State Rep. Kambium Buckner (D-26th) has questioned why a police officer stopped him and demanded to see proof of purchase and identification after he left a retailer on May 3.
Under terms set by Gov. J.B. Pritzker, Illinoisans are supposed to wear face masks in public when they cannot maintain six feet of social distance. In a series of tweets, Buckner called it "a responsible move that will save lives."
On Sunday, Buckner said he dressed in a hoodie, sweatpants, gym shoes, a face mask and gloves, "like many of the other shoppers I saw," as he made purchases at a store, reportedly in the South Loop.
After Buckner exited, a uniformed policeman stopped him and questioned his items, demanding to see a receipt and his ID before taking them to his vehicle.
When Buckner asked why he had been stopped, the patrolman reportedly said, "People are using the coronavirus to do bad things. I couldn't see your face, man. You looked like you were up to something."
“Which begs the question, what does someone who is up to something look like?” Buckner asked. “As scores of masked people walked in and out without encumbrance, I was reminded of the reality that I have been programmed to show as much of my face as possible and use certain cues to disarm anyone who might have a learned inclination to be suspicious of my very presence.”
Buckner, a tattooed, 6-foot-4-inch former University of Illinois football player, said experience "dictated to me the dangers that may wait to assail me for simply having my hood up, as "that's what someone who is 'up to something' looks like."
He recalled the talks African American boys receive "on how to maneuver a society that often looks at you as a threat first" and a mentor who told him as a teenager to "dress like a prospect and not a suspect."
“I am keenly aware of not looking like I am ‘up to something,’ but should I have to be?” Buckner asked. “I can't help but think about whether or not my friends of different races ever got the ‘prospect not suspect’ talk. How many of them needed it for their survival?”
In an interview, Buckner said he did not contact the police after the incident because he did not want to give off an appearance that he was battling one officer or the Chicago Police Department. The son of a sheriff's deputy, Buckner expressed appreciation for all first responders amid the pandemic, including law enforcement, and said he understands the stress they are under.

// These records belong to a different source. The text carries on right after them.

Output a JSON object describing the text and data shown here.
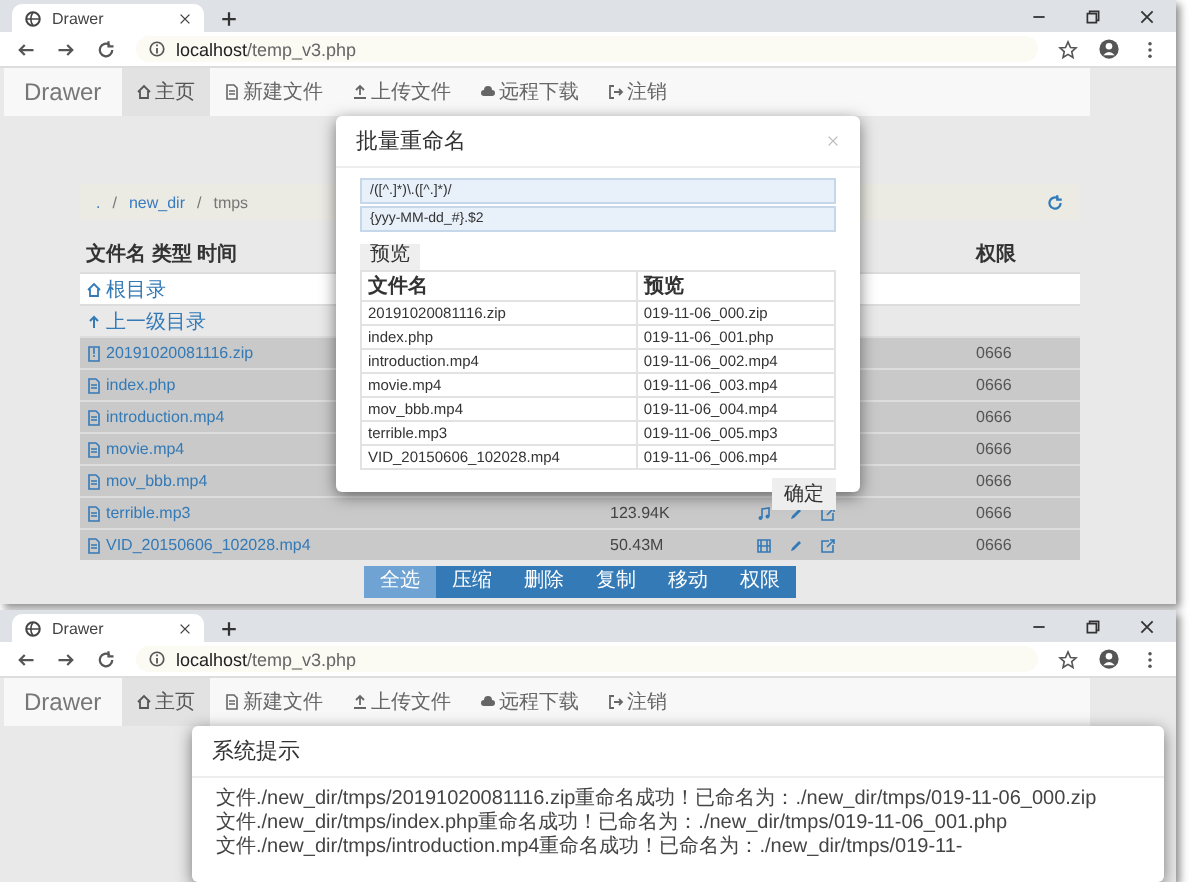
{
  "top_window": {
    "tab": {
      "title": "Drawer"
    },
    "address": {
      "host": "localhost",
      "path": "/temp_v3.php"
    },
    "navbar": {
      "brand": "Drawer",
      "items": [
        {
          "label": "主页",
          "selected": true
        },
        {
          "label": "新建文件",
          "selected": false
        },
        {
          "label": "上传文件",
          "selected": false
        },
        {
          "label": "远程下载",
          "selected": false
        },
        {
          "label": "注销",
          "selected": false
        }
      ]
    },
    "breadcrumb": {
      "separator": "/",
      "items": [
        {
          "label": ".",
          "link": true
        },
        {
          "label": "new_dir",
          "link": true
        },
        {
          "label": "tmps",
          "link": false
        }
      ]
    },
    "file_table": {
      "columns": [
        "文件名 类型 时间",
        "权限"
      ],
      "rows": [
        {
          "kind": "root",
          "name": "根目录",
          "hovered": true,
          "selected": false
        },
        {
          "kind": "parent",
          "name": "上一级目录",
          "hovered": false,
          "selected": false
        },
        {
          "kind": "archive",
          "name": "20191020081116.zip",
          "permissions": "0666",
          "selected": true
        },
        {
          "kind": "document",
          "name": "index.php",
          "permissions": "0666",
          "selected": true
        },
        {
          "kind": "video",
          "name": "introduction.mp4",
          "permissions": "0666",
          "selected": true
        },
        {
          "kind": "video",
          "name": "movie.mp4",
          "permissions": "0666",
          "selected": true
        },
        {
          "kind": "video",
          "name": "mov_bbb.mp4",
          "permissions": "0666",
          "selected": true
        },
        {
          "kind": "audio",
          "name": "terrible.mp3",
          "size": "123.94K",
          "permissions": "0666",
          "selected": true
        },
        {
          "kind": "video",
          "name": "VID_20150606_102028.mp4",
          "size": "50.43M",
          "permissions": "0666",
          "selected": true
        }
      ]
    },
    "action_buttons": [
      {
        "label": "全选",
        "selected": true
      },
      {
        "label": "压缩",
        "selected": false
      },
      {
        "label": "删除",
        "selected": false
      },
      {
        "label": "复制",
        "selected": false
      },
      {
        "label": "移动",
        "selected": false
      },
      {
        "label": "权限",
        "selected": false
      }
    ],
    "rename_dialog": {
      "title": "批量重命名",
      "pattern": "/([^.]*)\\.([^.]*)/",
      "replacement": "{yyy-MM-dd_#}.$2",
      "preview_button": "预览",
      "columns": [
        "文件名",
        "预览"
      ],
      "rows": [
        [
          "20191020081116.zip",
          "019-11-06_000.zip"
        ],
        [
          "index.php",
          "019-11-06_001.php"
        ],
        [
          "introduction.mp4",
          "019-11-06_002.mp4"
        ],
        [
          "movie.mp4",
          "019-11-06_003.mp4"
        ],
        [
          "mov_bbb.mp4",
          "019-11-06_004.mp4"
        ],
        [
          "terrible.mp3",
          "019-11-06_005.mp3"
        ],
        [
          "VID_20150606_102028.mp4",
          "019-11-06_006.mp4"
        ]
      ],
      "confirm_button": "确定"
    }
  },
  "bottom_window": {
    "tab": {
      "title": "Drawer"
    },
    "address": {
      "host": "localhost",
      "path": "/temp_v3.php"
    },
    "navbar": {
      "brand": "Drawer",
      "items": [
        {
          "label": "主页",
          "selected": true
        },
        {
          "label": "新建文件",
          "selected": false
        },
        {
          "label": "上传文件",
          "selected": false
        },
        {
          "label": "远程下载",
          "selected": false
        },
        {
          "label": "注销",
          "selected": false
        }
      ]
    },
    "system_dialog": {
      "title": "系统提示",
      "messages": [
        "文件./new_dir/tmps/20191020081116.zip重命名成功！已命名为：./new_dir/tmps/019-11-06_000.zip",
        "文件./new_dir/tmps/index.php重命名成功！已命名为：./new_dir/tmps/019-11-06_001.php",
        "文件./new_dir/tmps/introduction.mp4重命名成功！已命名为：./new_dir/tmps/019-11-"
      ]
    }
  }
}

"I think that's an over-simplification of the issue, and I think there're broader issues at hand and at work here," he said. "But I wanted to make sure if I was going to come forward and have the conversation, it was about the broader context of what's going on here."
“It bothers me most because I can't help but think of the dangers that are inherent for a number of black men who are just adhering to the mask rule and by doing so, look like they are ‘up to something,’" Buckner said. “It is an indictment on the whole of society for creating a climate where this is normal and this is OK.”
“(This) virus shines an uncomfortable light,” he continued. “COVID will not break us. It will only reveal to us what is already broken. There's a lot to be fixed."
Under Gov. J.B. Pritzker's "Restore Illinois" framework, subsequent plans put forth by Mayor Lori Lightfoot and guidance from the Centers for Disease Control and Prevention, the wearing of face masks will be a feature of public life for many months to come. For his part, Buckner said that everyone needs to be cognizant about the "brand new world" we live in now.
"We need this executive order to be able to function as a society. We've got to have it. It's important; it's responsible. But we can't just change the way everything works without having the conversation about what has to be different," he said. "The human mind loves shortcuts, and we go through a lot of shortcuts in our brain, because it's almost impossible to think out every decision or action that we make. But now some of the tools in our toolbox to go through those shortcuts are removed, because we can't see people's faces."
Lt. Gov. Juliana Stratton, a Kenwood Academy alumna, thanked Buckner for sharing his experience.
"I’m sorry this happened to you," she tweeted. "And you’re right, much work remains to be done on issues that pre-dated this pandemic and those that seem to be deepening each day."
Buckner said going public about the incident on Twitter led to a prompt reaction: "My phone, my email, my social media has been blowing up from folks saying, 'Thank you, this happened to me last week.' Or there was a woman who said something happened to her on 35th and King Drive on Wednesday. I've just gotten a bunch from both the people I know and people I've never met who said, 'The same thing happened to me. The same thing happened to me,' which is proof positive to me that it's a bigger issue, and we need to talk about it in an intentional way."
Buckner, an appointed freshman representative who won his first primary unopposed and faces no opponent in the general election, represents Hyde Park west of Ellis Avenue and Kenwood west of Woodlawn Avenue in Springfield.